(Beginning of Task material)

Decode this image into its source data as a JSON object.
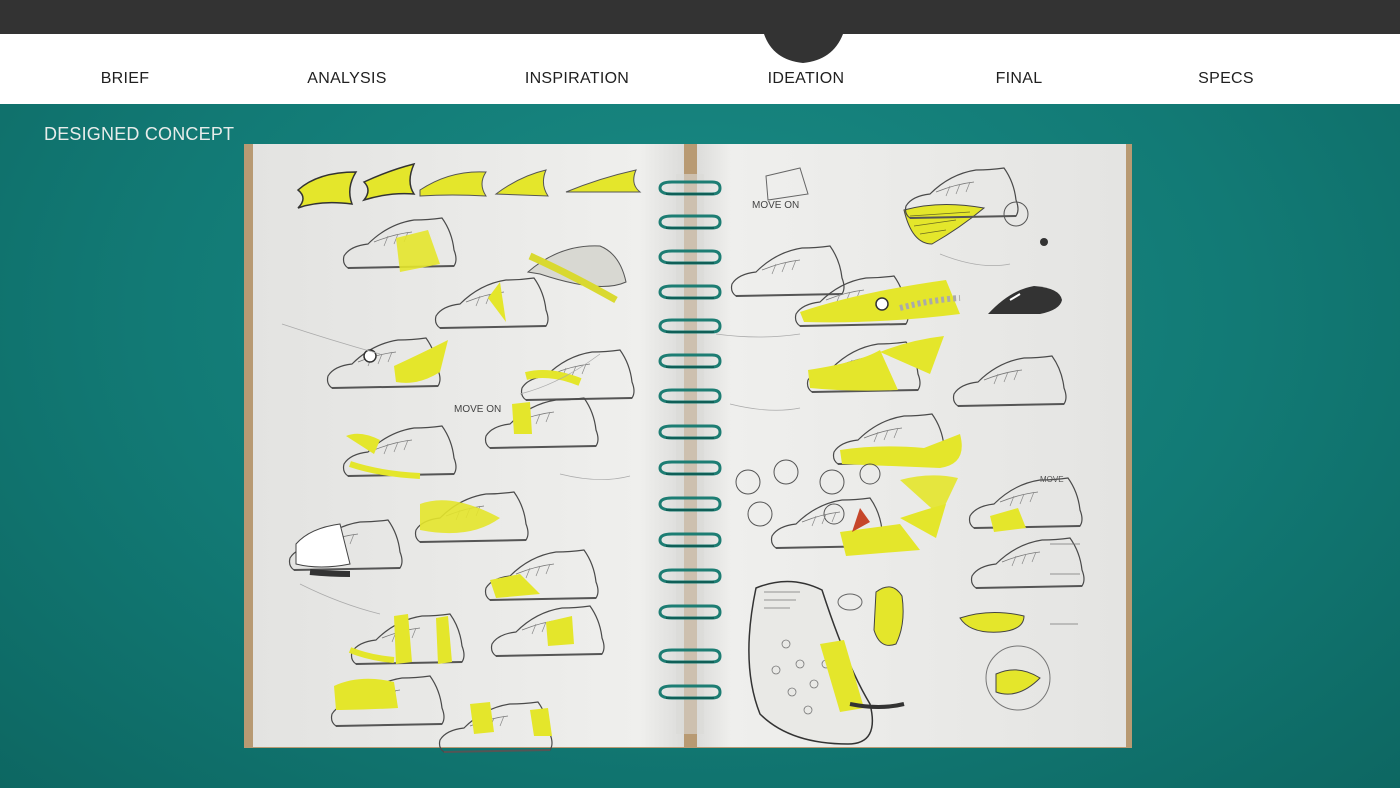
{
  "nav": {
    "items": [
      {
        "label": "BRIEF"
      },
      {
        "label": "ANALYSIS"
      },
      {
        "label": "INSPIRATION"
      },
      {
        "label": "IDEATION"
      },
      {
        "label": "FINAL"
      },
      {
        "label": "SPECS"
      }
    ],
    "active": "IDEATION"
  },
  "section": {
    "title": "DESIGNED CONCEPT"
  },
  "sketch": {
    "left_page_note": "MOVE ON",
    "right_page_note": "MOVE ON"
  },
  "colors": {
    "topbar": "#333333",
    "nav_bg": "#ffffff",
    "background": "#127a75",
    "accent_yellow": "#e4e62b",
    "paper": "#eeeeec",
    "spiral": "#1d7d73"
  }
}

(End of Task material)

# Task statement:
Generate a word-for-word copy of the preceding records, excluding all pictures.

# Result of this task:
Decode this image into its source data as a JSON object.
{
  "nav": {
    "items": [
      {
        "label": "BRIEF"
      },
      {
        "label": "ANALYSIS"
      },
      {
        "label": "INSPIRATION"
      },
      {
        "label": "IDEATION"
      },
      {
        "label": "FINAL"
      },
      {
        "label": "SPECS"
      }
    ],
    "active": "IDEATION"
  },
  "section": {
    "title": "DESIGNED CONCEPT"
  },
  "sketch": {
    "left_page_note": "MOVE ON",
    "right_page_note": "MOVE ON"
  },
  "colors": {
    "topbar": "#333333",
    "nav_bg": "#ffffff",
    "background": "#127a75",
    "accent_yellow": "#e4e62b",
    "paper": "#eeeeec",
    "spiral": "#1d7d73"
  }
}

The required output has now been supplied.